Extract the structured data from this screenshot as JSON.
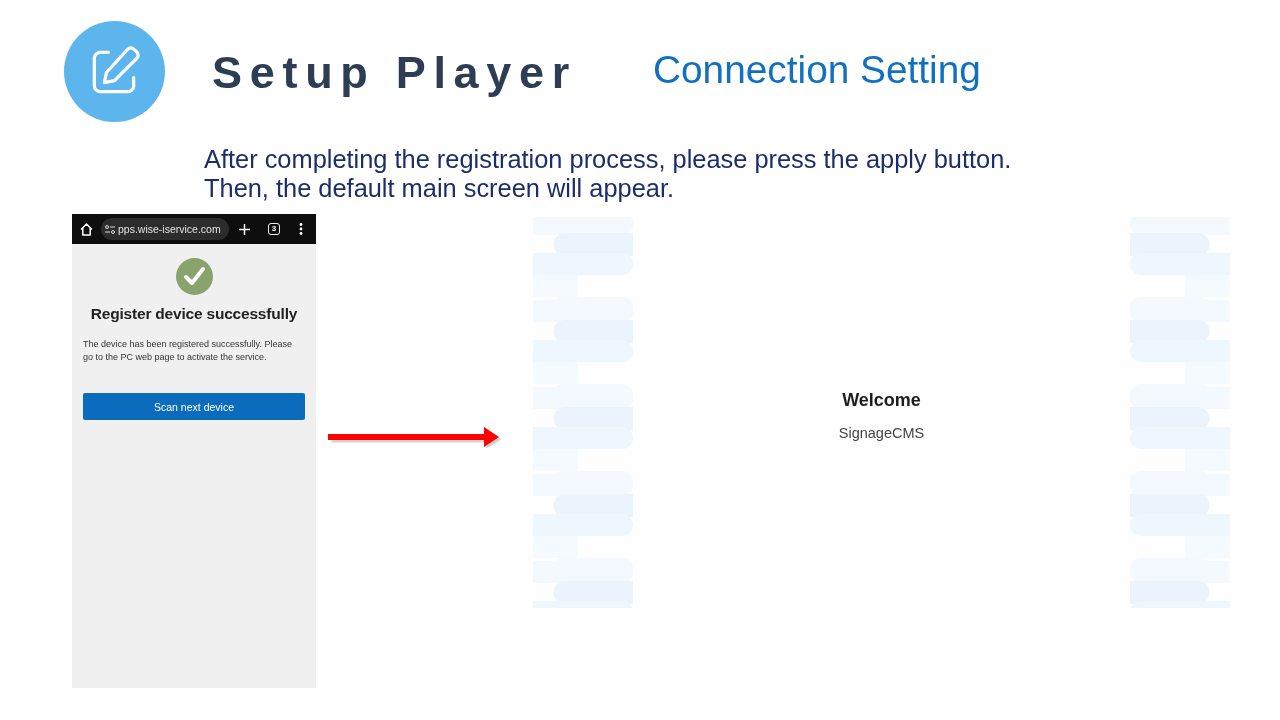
{
  "header": {
    "title": "Setup Player",
    "subtitle": "Connection Setting"
  },
  "instructions": [
    "After completing the registration process, please press the apply button.",
    "Then, the default main screen will appear."
  ],
  "phone_screenshot": {
    "browser_bar": {
      "url": "pps.wise-iservice.com",
      "tab_count": "3"
    },
    "heading": "Register device successfully",
    "message": "The device has been registered successfully. Please go to the PC web page to activate the service.",
    "button": "Scan next device"
  },
  "player_screen": {
    "heading": "Welcome",
    "app_name": "SignageCMS"
  }
}
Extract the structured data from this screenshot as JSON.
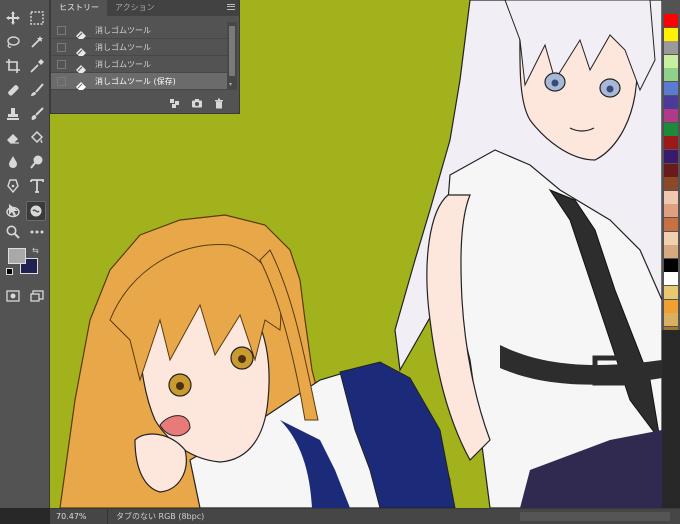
{
  "history_panel": {
    "tabs": [
      "ヒストリー",
      "アクション"
    ],
    "items": [
      {
        "label": "消しゴムツール",
        "selected": false
      },
      {
        "label": "消しゴムツール",
        "selected": false
      },
      {
        "label": "消しゴムツール",
        "selected": false
      },
      {
        "label": "消しゴムツール (保存)",
        "selected": true
      }
    ],
    "footer_icons": [
      "new-document-from-state-icon",
      "snapshot-camera-icon",
      "trash-icon"
    ]
  },
  "toolbar": {
    "tools": [
      "move-icon",
      "marquee-icon",
      "lasso-icon",
      "magic-wand-icon",
      "crop-icon",
      "eyedropper-icon",
      "spot-healing-icon",
      "brush-icon",
      "clone-stamp-icon",
      "history-brush-icon",
      "eraser-icon",
      "paint-bucket-icon",
      "blur-icon",
      "dodge-icon",
      "pen-icon",
      "type-icon",
      "path-selection-icon",
      "rectangle-icon",
      "hand-icon",
      "zoom-icon",
      "more-tools-icon"
    ],
    "foreground_color": "#a9a9a9",
    "background_color": "#1f2250"
  },
  "swatches": [
    "#ff0000",
    "#fff200",
    "#9a9a9a",
    "#c8f0a0",
    "#8fd08a",
    "#5a7bd0",
    "#4a3a9a",
    "#b03a8a",
    "#1c8a3a",
    "#9a1a1a",
    "#3a1a6a",
    "#6a1a1a",
    "#8a4a2a",
    "#f0c8b0",
    "#e0a080",
    "#c87040",
    "#f0d0b0",
    "#d8a880",
    "#000000",
    "#ffffff",
    "#e8c870",
    "#f0a030",
    "#d8b060",
    "#a07830"
  ],
  "status": {
    "zoom": "70.47%",
    "doc_info": "タブのない RGB (8bpc)"
  },
  "colors": {
    "canvas_bg": "#a2b21c",
    "panel_bg": "#535353",
    "dark_bg": "#282828"
  }
}
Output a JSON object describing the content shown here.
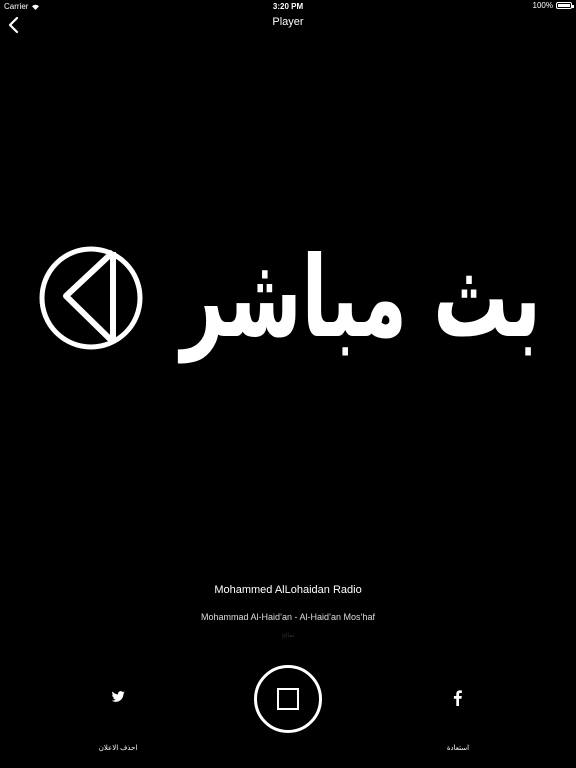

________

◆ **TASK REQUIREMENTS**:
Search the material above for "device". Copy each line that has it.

◆ **RESULT OF THIS TASK**:
    "heading": "Register device successfully",
    "message": "The device has been registered successfully. Please go to the PC web page to activate the service.",
    "button": "Scan next device"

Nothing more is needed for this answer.